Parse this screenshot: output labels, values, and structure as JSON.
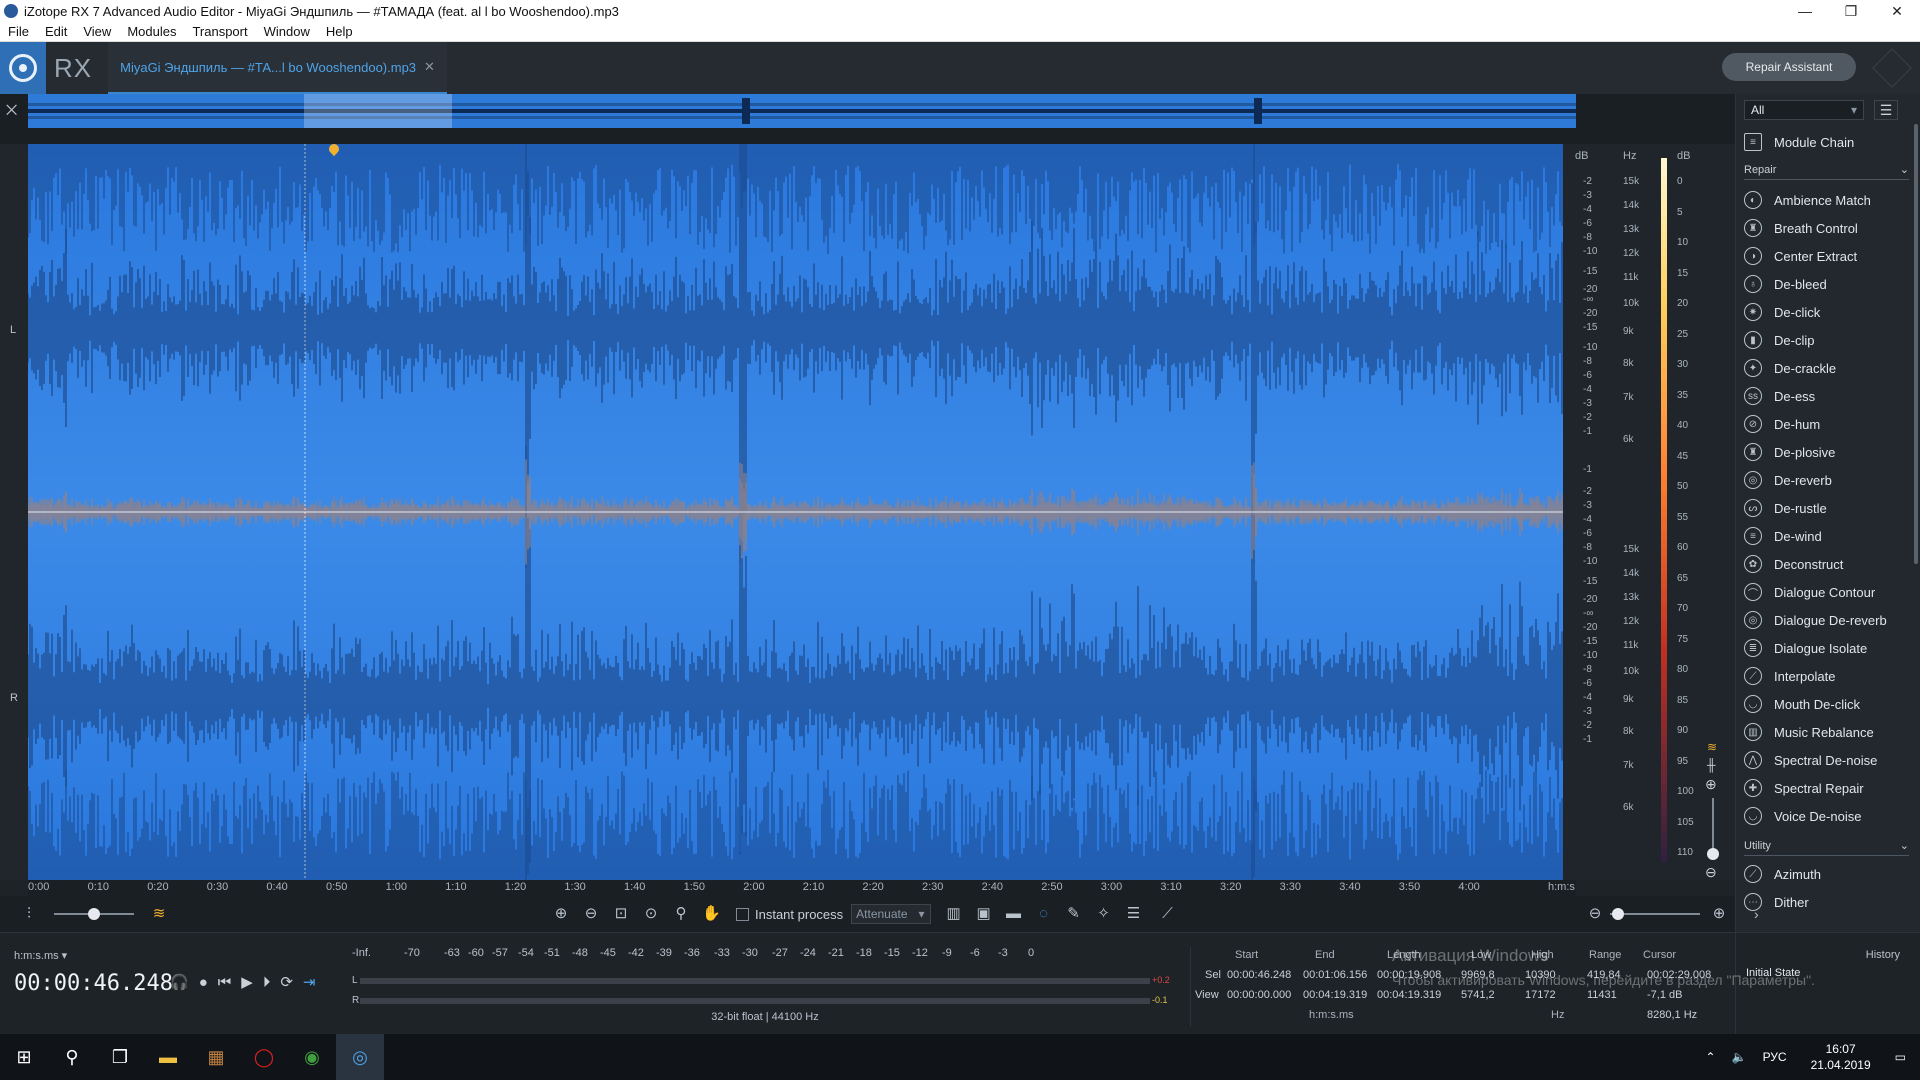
{
  "window": {
    "title": "iZotope RX 7 Advanced Audio Editor - MiyaGi  Эндшпиль — #ТАМАДА (feat. al l bo  Wooshendoo).mp3",
    "controls": [
      "—",
      "❐",
      "✕"
    ]
  },
  "menu": [
    "File",
    "Edit",
    "View",
    "Modules",
    "Transport",
    "Window",
    "Help"
  ],
  "header": {
    "logo_text": "RX",
    "file_tab": "MiyaGi  Эндшпиль — #ТА...l bo  Wooshendoo).mp3",
    "repair_assistant": "Repair Assistant"
  },
  "channels": {
    "left": "L",
    "right": "R"
  },
  "axes": {
    "db_label": "dB",
    "hz_label": "Hz",
    "db_scale_label": "dB",
    "db_left": [
      "-2",
      "-3",
      "-4",
      "-6",
      "-8",
      "-10",
      "-15",
      "-20",
      "-∞",
      "-20",
      "-15",
      "-10",
      "-8",
      "-6",
      "-4",
      "-3",
      "-2",
      "-1"
    ],
    "hz_left": [
      "15k",
      "14k",
      "13k",
      "12k",
      "11k",
      "10k",
      "9k",
      "8k",
      "7k",
      "6k"
    ],
    "db_right": [
      "-1",
      "-2",
      "-3",
      "-4",
      "-6",
      "-8",
      "-10",
      "-15",
      "-20",
      "-∞",
      "-20",
      "-15",
      "-10",
      "-8",
      "-6",
      "-4",
      "-3",
      "-2",
      "-1"
    ],
    "hz_right": [
      "15k",
      "14k",
      "13k",
      "12k",
      "11k",
      "10k",
      "9k",
      "8k",
      "7k",
      "6k"
    ],
    "colorbar_scale": [
      "0",
      "5",
      "10",
      "15",
      "20",
      "25",
      "30",
      "35",
      "40",
      "45",
      "50",
      "55",
      "60",
      "65",
      "70",
      "75",
      "80",
      "85",
      "90",
      "95",
      "100",
      "105",
      "110"
    ]
  },
  "time_ruler": [
    "0:00",
    "0:10",
    "0:20",
    "0:30",
    "0:40",
    "0:50",
    "1:00",
    "1:10",
    "1:20",
    "1:30",
    "1:40",
    "1:50",
    "2:00",
    "2:10",
    "2:20",
    "2:30",
    "2:40",
    "2:50",
    "3:00",
    "3:10",
    "3:20",
    "3:30",
    "3:40",
    "3:50",
    "4:00",
    "h:m:s"
  ],
  "toolbar": {
    "instant_process": "Instant process",
    "mode": "Attenuate"
  },
  "transport": {
    "time_format": "h:m:s.ms",
    "current_time": "00:00:46.248"
  },
  "meter": {
    "scale": [
      "-Inf.",
      "-70",
      "-63",
      "-60",
      "-57",
      "-54",
      "-51",
      "-48",
      "-45",
      "-42",
      "-39",
      "-36",
      "-33",
      "-30",
      "-27",
      "-24",
      "-21",
      "-18",
      "-15",
      "-12",
      "-9",
      "-6",
      "-3",
      "0"
    ],
    "left_label": "L",
    "right_label": "R",
    "left_peak": "+0.2",
    "right_peak": "-0.1",
    "format": "32-bit float | 44100 Hz"
  },
  "selection": {
    "headers": [
      "Start",
      "End",
      "Length",
      "Low",
      "High",
      "Range",
      "Cursor"
    ],
    "sel_label": "Sel",
    "view_label": "View",
    "sel": [
      "00:00:46.248",
      "00:01:06.156",
      "00:00:19.908",
      "9969,8",
      "10390",
      "419,84",
      "00:02:29.008"
    ],
    "view": [
      "00:00:00.000",
      "00:04:19.319",
      "00:04:19.319",
      "5741,2",
      "17172",
      "11431",
      "-7,1 dB"
    ],
    "unit_time": "h:m:s.ms",
    "unit_hz": "Hz",
    "cursor_hz": "8280,1 Hz"
  },
  "history": {
    "title": "History",
    "item": "Initial State"
  },
  "watermark": {
    "line1": "Активация Windows",
    "line2": "Чтобы активировать Windows, перейдите в раздел \"Параметры\"."
  },
  "sidebar": {
    "filter": "All",
    "module_chain": "Module Chain",
    "repair_header": "Repair",
    "repair_items": [
      "Ambience Match",
      "Breath Control",
      "Center Extract",
      "De-bleed",
      "De-click",
      "De-clip",
      "De-crackle",
      "De-ess",
      "De-hum",
      "De-plosive",
      "De-reverb",
      "De-rustle",
      "De-wind",
      "Deconstruct",
      "Dialogue Contour",
      "Dialogue De-reverb",
      "Dialogue Isolate",
      "Interpolate",
      "Mouth De-click",
      "Music Rebalance",
      "Spectral De-noise",
      "Spectral Repair",
      "Voice De-noise"
    ],
    "utility_header": "Utility",
    "utility_items": [
      "Azimuth",
      "Dither"
    ]
  },
  "taskbar": {
    "lang": "РУС",
    "time": "16:07",
    "date": "21.04.2019"
  }
}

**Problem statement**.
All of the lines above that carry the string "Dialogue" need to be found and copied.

**Final answer**.
      "Dialogue Contour",
      "Dialogue De-reverb",
      "Dialogue Isolate",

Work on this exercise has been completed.